Banco Santander Stock Investors Can Still Earn High Yields
Banco Santander Stock Pays 3× More Than U.S. Banks
Nowadays, you have to work a lot harder to find a decent yield. With the S&P 500 near record highs, investors have bid up the price of most assets. That makes earning a decent payout tough in today’s market, unless you’re willing to take a flyer on some risky business.
You can’t call that the case overseas, however. In Europe, 10 years of general economic malaise has left stocks trading at bargain valuations. Investors can scoop up shares of safe, wonderful businesses for a fraction of the price they’d pay stateside.
Case in point: Banco Santander SA (NYSE:SAN). Suggest investing in Spanish banks to most Americans and they’ll give you a quick, “No gracias.”
When I lived there six years ago, the country remained mired in a downturn akin to the Great Depression. Unemployment had spiked to 27%. Over four million Spaniards, in a country of only 47 million people, had left to find work elsewhere. Financial institutions reported billions of euros in non-performing loans, pushing several firms to the brink of collapse.
Things have changed. Last year, Spain’s business output finally returned to its pre-crisis levels. In the most recent reporting period, that nation’s statistical agency says the economy grew by 2.5%, far outpacing other countries in the eurozone. (Source: “Spanish economy grew 2.5% in 2018, bucking euro zone trend,” El País, January 31, 2019.)
Analysts credit that improvement to a big increase in factory output. Manufacturers, attracted by the country’s competitive wages, have set up shop. Labor reforms have also made it easier to hire and fire workers, attracting a wave of foreign investment and startup activity.
This has set the stage for a recovery in the country’s financial system.

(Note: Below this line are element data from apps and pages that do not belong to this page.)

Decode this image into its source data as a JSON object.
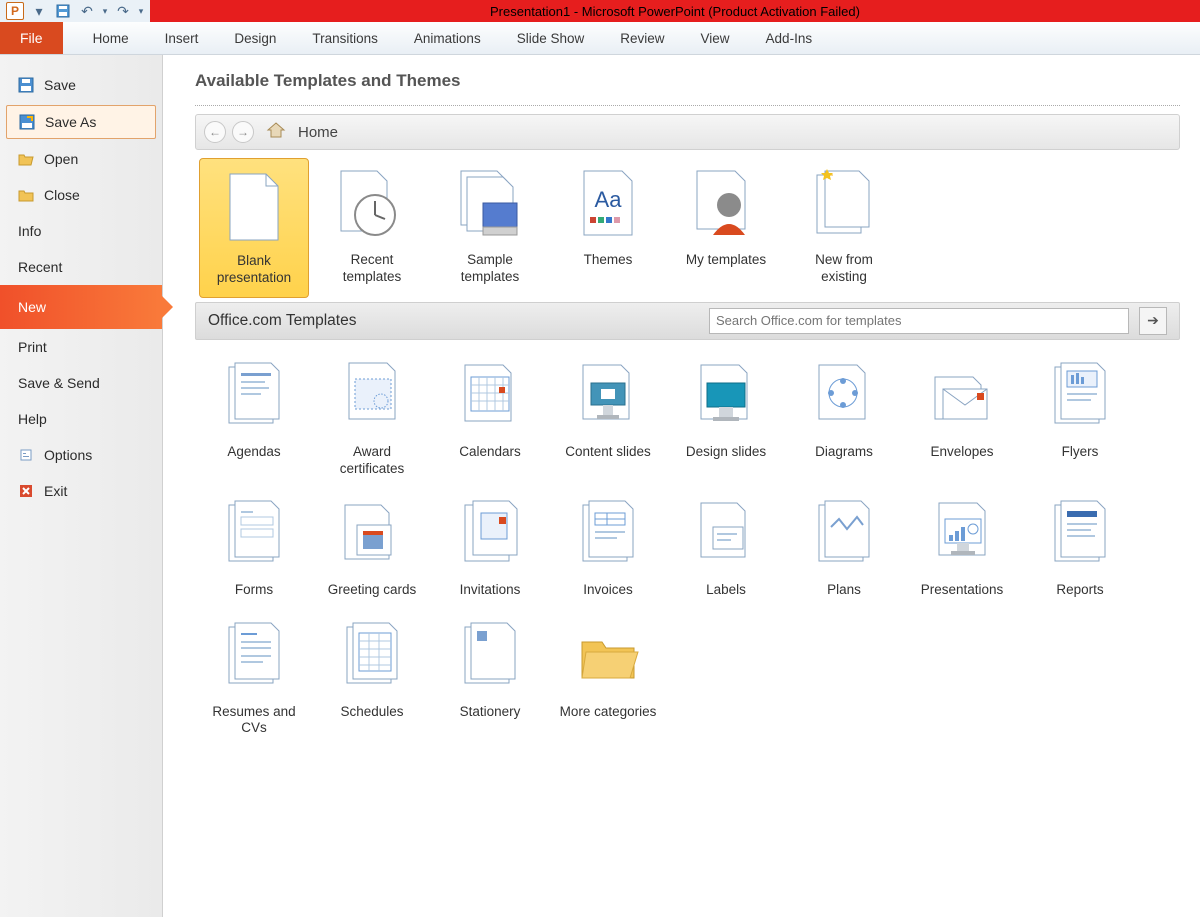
{
  "titlebar": {
    "title": "Presentation1  -  Microsoft PowerPoint (Product Activation Failed)",
    "app_letter": "P"
  },
  "ribbon": {
    "tabs": [
      "File",
      "Home",
      "Insert",
      "Design",
      "Transitions",
      "Animations",
      "Slide Show",
      "Review",
      "View",
      "Add-Ins"
    ],
    "active": "File"
  },
  "sidebar": {
    "items": [
      {
        "label": "Save",
        "icon": "save-icon"
      },
      {
        "label": "Save As",
        "icon": "save-as-icon",
        "boxed": true
      },
      {
        "label": "Open",
        "icon": "open-icon"
      },
      {
        "label": "Close",
        "icon": "close-doc-icon"
      },
      {
        "label": "Info"
      },
      {
        "label": "Recent"
      },
      {
        "label": "New",
        "active": true
      },
      {
        "label": "Print"
      },
      {
        "label": "Save & Send"
      },
      {
        "label": "Help"
      },
      {
        "label": "Options",
        "icon": "options-icon"
      },
      {
        "label": "Exit",
        "icon": "exit-icon"
      }
    ]
  },
  "content": {
    "heading": "Available Templates and Themes",
    "breadcrumb": "Home",
    "top_templates": [
      {
        "label": "Blank presentation",
        "icon": "blank",
        "selected": true
      },
      {
        "label": "Recent templates",
        "icon": "recent"
      },
      {
        "label": "Sample templates",
        "icon": "sample"
      },
      {
        "label": "Themes",
        "icon": "themes"
      },
      {
        "label": "My templates",
        "icon": "my"
      },
      {
        "label": "New from existing",
        "icon": "newfrom"
      }
    ],
    "office_section": {
      "title": "Office.com Templates",
      "search_placeholder": "Search Office.com for templates"
    },
    "office_templates": [
      {
        "label": "Agendas"
      },
      {
        "label": "Award certificates"
      },
      {
        "label": "Calendars"
      },
      {
        "label": "Content slides"
      },
      {
        "label": "Design slides"
      },
      {
        "label": "Diagrams"
      },
      {
        "label": "Envelopes"
      },
      {
        "label": "Flyers"
      },
      {
        "label": "Forms"
      },
      {
        "label": "Greeting cards"
      },
      {
        "label": "Invitations"
      },
      {
        "label": "Invoices"
      },
      {
        "label": "Labels"
      },
      {
        "label": "Plans"
      },
      {
        "label": "Presentations"
      },
      {
        "label": "Reports"
      },
      {
        "label": "Resumes and CVs"
      },
      {
        "label": "Schedules"
      },
      {
        "label": "Stationery"
      },
      {
        "label": "More categories"
      }
    ]
  }
}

At the height of the European financial crisis in 2013, 13% of Spanish borrowers had fallen behind on their payments. Today, that number has dropped to less than six percent. Of the troubled loans that remain, lenders have purged most of these deals from their balance sheets. Institutions have also rebuilt their emergency cash reserves. That leaves them in a better position in the event of another recession. (Source: “Spanish Banks: Less Tier1, No Skeletons In The Closet,” The Corner, March 19, 2019.)
Banco Santander’s financial results have stood out in particular. The company posted an $8.8-billion profit in 2018, up 18% from the previous year. The business generated $0.08 in profit on every dollar of equity invested in operations.
More importantly, management saw a big decline in the number of troubled deals. Non-performing loans dropped five percent year-over-year in the fourth quarter, with only $40.3 million behind on payments. (Source: “Financial report,” Banco Santander SA, last accessed March 21, 2019.)
Yet despite these better results, investors still hate Spanish equities. Banco Santander SA stock has traded sideways for months, posting a total return of only six percent over the past three years. Shares sell for only nine-times trailing earnings and pay an upfront yield of over six percent. On a simple forward earnings multiple, the company trades at a 35% discount to its American peers.
Granted, Banco Santander stock doesn’t deserve to trade at the same price at U.S. firms. American banks stand on a far firmer financial footing and have the country’s stronger economy will produce better growth going forward. Still, it’s surprising to see the valuation gap between the two countries has grown so wide, especially when you consider how much the economy has improved in Spain. That creates a great opportunity for us to scoop up these shares at a bargain price.
Investors can choose between two investment options. For those with a higher risk tolerance, I suggest buying common shares of Banco Santander stock. As mentioned above, this stock now yields over six percent. That payout will likely continue to rise as the economy improves.
Chart courtesy of StockCharts.com
For more risk-averse subscribers, I would look into the Banco Santander SA GTD PFD SECS 6 (NYSE:SAN-PB). These preferreds pay slightly less (only 4.5% at the time of this writing), but investors stand first in line to get paid if the bank runs into any financial trouble. Moreover, distributions get paid on a floating-rate basis. That means the payments from these preferreds could surge in the months ahead as interest rates rise.
Bottom line: America’s surging stock market has created a problem for income investors. But for those willing to do a little more digging, you can still find decent yields out there. You just have to search a little further abroad for good payouts.